YOUR GOAL =>
The records below should be printed once more, exactly as they appear.

[Excerpts from an interface dataset]
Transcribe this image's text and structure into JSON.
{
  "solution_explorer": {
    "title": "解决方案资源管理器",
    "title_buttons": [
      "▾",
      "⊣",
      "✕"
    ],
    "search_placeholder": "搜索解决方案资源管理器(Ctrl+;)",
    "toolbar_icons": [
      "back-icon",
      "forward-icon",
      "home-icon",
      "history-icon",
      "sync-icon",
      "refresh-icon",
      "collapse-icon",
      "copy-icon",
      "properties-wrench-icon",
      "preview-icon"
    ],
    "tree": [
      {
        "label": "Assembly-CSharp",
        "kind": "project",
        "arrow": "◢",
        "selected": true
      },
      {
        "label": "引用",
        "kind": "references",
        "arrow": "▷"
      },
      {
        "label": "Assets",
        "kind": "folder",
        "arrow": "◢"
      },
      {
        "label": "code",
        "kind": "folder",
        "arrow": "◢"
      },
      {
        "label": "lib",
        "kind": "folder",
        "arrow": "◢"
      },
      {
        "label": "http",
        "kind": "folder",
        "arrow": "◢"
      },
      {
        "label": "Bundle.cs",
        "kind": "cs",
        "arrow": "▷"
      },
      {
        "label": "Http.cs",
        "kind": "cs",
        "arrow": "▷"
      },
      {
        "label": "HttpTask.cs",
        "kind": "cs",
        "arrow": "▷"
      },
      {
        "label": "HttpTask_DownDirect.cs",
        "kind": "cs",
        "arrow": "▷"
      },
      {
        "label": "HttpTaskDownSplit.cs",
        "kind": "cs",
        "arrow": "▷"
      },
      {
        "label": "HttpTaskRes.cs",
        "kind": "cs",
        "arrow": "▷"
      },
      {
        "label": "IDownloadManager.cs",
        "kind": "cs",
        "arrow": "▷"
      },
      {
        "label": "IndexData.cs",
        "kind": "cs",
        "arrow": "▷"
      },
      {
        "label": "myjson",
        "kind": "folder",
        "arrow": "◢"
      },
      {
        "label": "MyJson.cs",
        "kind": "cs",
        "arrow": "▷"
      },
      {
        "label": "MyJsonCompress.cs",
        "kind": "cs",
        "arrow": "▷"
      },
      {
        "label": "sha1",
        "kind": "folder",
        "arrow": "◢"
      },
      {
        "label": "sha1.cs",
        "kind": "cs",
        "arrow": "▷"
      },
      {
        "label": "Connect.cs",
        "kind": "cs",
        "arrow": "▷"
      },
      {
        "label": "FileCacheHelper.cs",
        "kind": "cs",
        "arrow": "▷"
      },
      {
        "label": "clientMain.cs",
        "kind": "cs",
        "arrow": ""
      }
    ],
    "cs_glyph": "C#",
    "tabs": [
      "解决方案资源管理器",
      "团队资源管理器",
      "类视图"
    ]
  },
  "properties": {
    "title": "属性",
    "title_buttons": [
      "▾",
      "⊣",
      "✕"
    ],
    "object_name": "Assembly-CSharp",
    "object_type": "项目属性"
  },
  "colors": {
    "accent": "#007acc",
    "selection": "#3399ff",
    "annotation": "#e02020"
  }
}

RESPONSE TO THE EXERCISE =>
Transcribe this image's text and structure into JSON.
{
  "solution_explorer": {
    "title": "解决方案资源管理器",
    "title_buttons": [
      "▾",
      "⊣",
      "✕"
    ],
    "search_placeholder": "搜索解决方案资源管理器(Ctrl+;)",
    "toolbar_icons": [
      "back-icon",
      "forward-icon",
      "home-icon",
      "history-icon",
      "sync-icon",
      "refresh-icon",
      "collapse-icon",
      "copy-icon",
      "properties-wrench-icon",
      "preview-icon"
    ],
    "tree": [
      {
        "label": "Assembly-CSharp",
        "kind": "project",
        "arrow": "◢",
        "selected": true
      },
      {
        "label": "引用",
        "kind": "references",
        "arrow": "▷"
      },
      {
        "label": "Assets",
        "kind": "folder",
        "arrow": "◢"
      },
      {
        "label": "code",
        "kind": "folder",
        "arrow": "◢"
      },
      {
        "label": "lib",
        "kind": "folder",
        "arrow": "◢"
      },
      {
        "label": "http",
        "kind": "folder",
        "arrow": "◢"
      },
      {
        "label": "Bundle.cs",
        "kind": "cs",
        "arrow": "▷"
      },
      {
        "label": "Http.cs",
        "kind": "cs",
        "arrow": "▷"
      },
      {
        "label": "HttpTask.cs",
        "kind": "cs",
        "arrow": "▷"
      },
      {
        "label": "HttpTask_DownDirect.cs",
        "kind": "cs",
        "arrow": "▷"
      },
      {
        "label": "HttpTaskDownSplit.cs",
        "kind": "cs",
        "arrow": "▷"
      },
      {
        "label": "HttpTaskRes.cs",
        "kind": "cs",
        "arrow": "▷"
      },
      {
        "label": "IDownloadManager.cs",
        "kind": "cs",
        "arrow": "▷"
      },
      {
        "label": "IndexData.cs",
        "kind": "cs",
        "arrow": "▷"
      },
      {
        "label": "myjson",
        "kind": "folder",
        "arrow": "◢"
      },
      {
        "label": "MyJson.cs",
        "kind": "cs",
        "arrow": "▷"
      },
      {
        "label": "MyJsonCompress.cs",
        "kind": "cs",
        "arrow": "▷"
      },
      {
        "label": "sha1",
        "kind": "folder",
        "arrow": "◢"
      },
      {
        "label": "sha1.cs",
        "kind": "cs",
        "arrow": "▷"
      },
      {
        "label": "Connect.cs",
        "kind": "cs",
        "arrow": "▷"
      },
      {
        "label": "FileCacheHelper.cs",
        "kind": "cs",
        "arrow": "▷"
      },
      {
        "label": "clientMain.cs",
        "kind": "cs",
        "arrow": ""
      }
    ],
    "cs_glyph": "C#",
    "tabs": [
      "解决方案资源管理器",
      "团队资源管理器",
      "类视图"
    ]
  },
  "properties": {
    "title": "属性",
    "title_buttons": [
      "▾",
      "⊣",
      "✕"
    ],
    "object_name": "Assembly-CSharp",
    "object_type": "项目属性"
  },
  "colors": {
    "accent": "#007acc",
    "selection": "#3399ff",
    "annotation": "#e02020"
  }
}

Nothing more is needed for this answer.